* Data for this task
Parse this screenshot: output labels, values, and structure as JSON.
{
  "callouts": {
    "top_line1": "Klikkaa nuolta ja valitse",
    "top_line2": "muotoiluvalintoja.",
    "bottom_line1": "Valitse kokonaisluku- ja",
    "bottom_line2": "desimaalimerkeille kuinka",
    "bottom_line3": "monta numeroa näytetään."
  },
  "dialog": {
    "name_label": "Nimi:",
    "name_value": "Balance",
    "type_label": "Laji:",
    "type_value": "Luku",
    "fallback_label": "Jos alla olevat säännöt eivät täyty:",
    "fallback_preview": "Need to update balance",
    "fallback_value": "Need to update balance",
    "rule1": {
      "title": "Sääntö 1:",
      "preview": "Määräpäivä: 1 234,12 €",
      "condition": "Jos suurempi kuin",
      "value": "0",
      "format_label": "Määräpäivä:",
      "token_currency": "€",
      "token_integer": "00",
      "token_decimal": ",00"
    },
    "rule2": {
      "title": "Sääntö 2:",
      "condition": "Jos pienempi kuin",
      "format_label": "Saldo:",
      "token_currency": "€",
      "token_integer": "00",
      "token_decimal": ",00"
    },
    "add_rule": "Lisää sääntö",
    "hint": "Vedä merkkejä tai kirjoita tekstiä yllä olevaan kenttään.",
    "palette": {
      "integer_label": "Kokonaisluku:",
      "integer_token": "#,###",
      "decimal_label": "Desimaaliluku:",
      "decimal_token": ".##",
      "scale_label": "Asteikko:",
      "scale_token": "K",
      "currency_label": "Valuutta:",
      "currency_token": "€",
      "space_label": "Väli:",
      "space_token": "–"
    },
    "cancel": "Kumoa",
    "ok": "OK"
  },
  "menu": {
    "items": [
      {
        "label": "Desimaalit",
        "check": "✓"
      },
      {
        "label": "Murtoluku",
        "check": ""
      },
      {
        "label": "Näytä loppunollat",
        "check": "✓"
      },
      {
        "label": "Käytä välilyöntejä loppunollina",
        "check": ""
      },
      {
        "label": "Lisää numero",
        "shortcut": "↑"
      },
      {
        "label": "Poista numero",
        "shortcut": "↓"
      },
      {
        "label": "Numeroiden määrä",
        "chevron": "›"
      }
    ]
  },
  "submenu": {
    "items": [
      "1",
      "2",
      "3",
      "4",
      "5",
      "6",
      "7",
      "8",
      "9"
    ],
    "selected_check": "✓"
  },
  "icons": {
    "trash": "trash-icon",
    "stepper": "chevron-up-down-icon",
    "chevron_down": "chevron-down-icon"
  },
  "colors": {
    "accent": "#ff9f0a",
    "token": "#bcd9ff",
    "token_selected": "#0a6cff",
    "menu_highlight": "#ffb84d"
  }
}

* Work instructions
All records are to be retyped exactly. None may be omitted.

* Reply to the task
Parse this screenshot: output labels, values, and structure as JSON.
{
  "callouts": {
    "top_line1": "Klikkaa nuolta ja valitse",
    "top_line2": "muotoiluvalintoja.",
    "bottom_line1": "Valitse kokonaisluku- ja",
    "bottom_line2": "desimaalimerkeille kuinka",
    "bottom_line3": "monta numeroa näytetään."
  },
  "dialog": {
    "name_label": "Nimi:",
    "name_value": "Balance",
    "type_label": "Laji:",
    "type_value": "Luku",
    "fallback_label": "Jos alla olevat säännöt eivät täyty:",
    "fallback_preview": "Need to update balance",
    "fallback_value": "Need to update balance",
    "rule1": {
      "title": "Sääntö 1:",
      "preview": "Määräpäivä: 1 234,12 €",
      "condition": "Jos suurempi kuin",
      "value": "0",
      "format_label": "Määräpäivä:",
      "token_currency": "€",
      "token_integer": "00",
      "token_decimal": ",00"
    },
    "rule2": {
      "title": "Sääntö 2:",
      "condition": "Jos pienempi kuin",
      "format_label": "Saldo:",
      "token_currency": "€",
      "token_integer": "00",
      "token_decimal": ",00"
    },
    "add_rule": "Lisää sääntö",
    "hint": "Vedä merkkejä tai kirjoita tekstiä yllä olevaan kenttään.",
    "palette": {
      "integer_label": "Kokonaisluku:",
      "integer_token": "#,###",
      "decimal_label": "Desimaaliluku:",
      "decimal_token": ".##",
      "scale_label": "Asteikko:",
      "scale_token": "K",
      "currency_label": "Valuutta:",
      "currency_token": "€",
      "space_label": "Väli:",
      "space_token": "–"
    },
    "cancel": "Kumoa",
    "ok": "OK"
  },
  "menu": {
    "items": [
      {
        "label": "Desimaalit",
        "check": "✓"
      },
      {
        "label": "Murtoluku",
        "check": ""
      },
      {
        "label": "Näytä loppunollat",
        "check": "✓"
      },
      {
        "label": "Käytä välilyöntejä loppunollina",
        "check": ""
      },
      {
        "label": "Lisää numero",
        "shortcut": "↑"
      },
      {
        "label": "Poista numero",
        "shortcut": "↓"
      },
      {
        "label": "Numeroiden määrä",
        "chevron": "›"
      }
    ]
  },
  "submenu": {
    "items": [
      "1",
      "2",
      "3",
      "4",
      "5",
      "6",
      "7",
      "8",
      "9"
    ],
    "selected_check": "✓"
  },
  "icons": {
    "trash": "trash-icon",
    "stepper": "chevron-up-down-icon",
    "chevron_down": "chevron-down-icon"
  },
  "colors": {
    "accent": "#ff9f0a",
    "token": "#bcd9ff",
    "token_selected": "#0a6cff",
    "menu_highlight": "#ffb84d"
  }
}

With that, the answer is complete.